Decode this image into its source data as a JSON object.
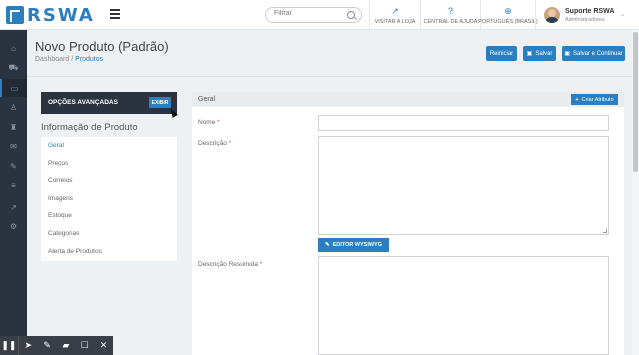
{
  "brand": {
    "logo_text": "RSWA"
  },
  "search": {
    "placeholder": "Filtrar"
  },
  "topnav": [
    {
      "label": "VISITAR A LOJA",
      "icon": "external-link-icon"
    },
    {
      "label": "CENTRAL DE AJUDA",
      "icon": "help-icon"
    },
    {
      "label": "PORTUGUÊS (BRASIL)",
      "icon": "globe-icon"
    }
  ],
  "user": {
    "name": "Suporte RSWA",
    "role": "Administradores"
  },
  "sidebar": {
    "items": [
      {
        "icon": "dashboard-icon"
      },
      {
        "icon": "cart-icon"
      },
      {
        "icon": "catalog-icon",
        "active": true
      },
      {
        "icon": "users-icon"
      },
      {
        "icon": "promotions-icon"
      },
      {
        "icon": "mail-icon"
      },
      {
        "icon": "edit-icon"
      },
      {
        "icon": "list-icon"
      },
      {
        "icon": "reports-icon"
      },
      {
        "icon": "settings-icon"
      }
    ]
  },
  "page": {
    "title": "Novo Produto (Padrão)",
    "breadcrumb": {
      "root": "Dashboard",
      "separator": "/",
      "current": "Produtos"
    }
  },
  "actions": {
    "reset": "Reiniciar",
    "save": "Salvar",
    "save_continue": "Salvar e Continuar"
  },
  "advanced": {
    "label": "OPÇÕES AVANÇADAS",
    "button": "EXIBIR"
  },
  "product_info": {
    "title": "Informação de Produto",
    "items": [
      "Geral",
      "Preços",
      "Correios",
      "Imagens",
      "Estoque",
      "Categorias",
      "Alerta de Produtos"
    ],
    "active": "Geral"
  },
  "form": {
    "section_title": "Geral",
    "create_attribute": "Criar Atributo",
    "name_label": "Nome",
    "description_label": "Descrição",
    "wysiwyg_button": "EDITOR WYSIWYG",
    "short_description_label": "Descrição Resumida",
    "required_mark": "*"
  },
  "colors": {
    "primary": "#2a7fc1",
    "sidebar": "#2c3340",
    "required": "#d9534f"
  }
}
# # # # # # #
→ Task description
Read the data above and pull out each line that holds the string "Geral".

→ Response to this task
      "Geral",
    "active": "Geral"
    "section_title": "Geral",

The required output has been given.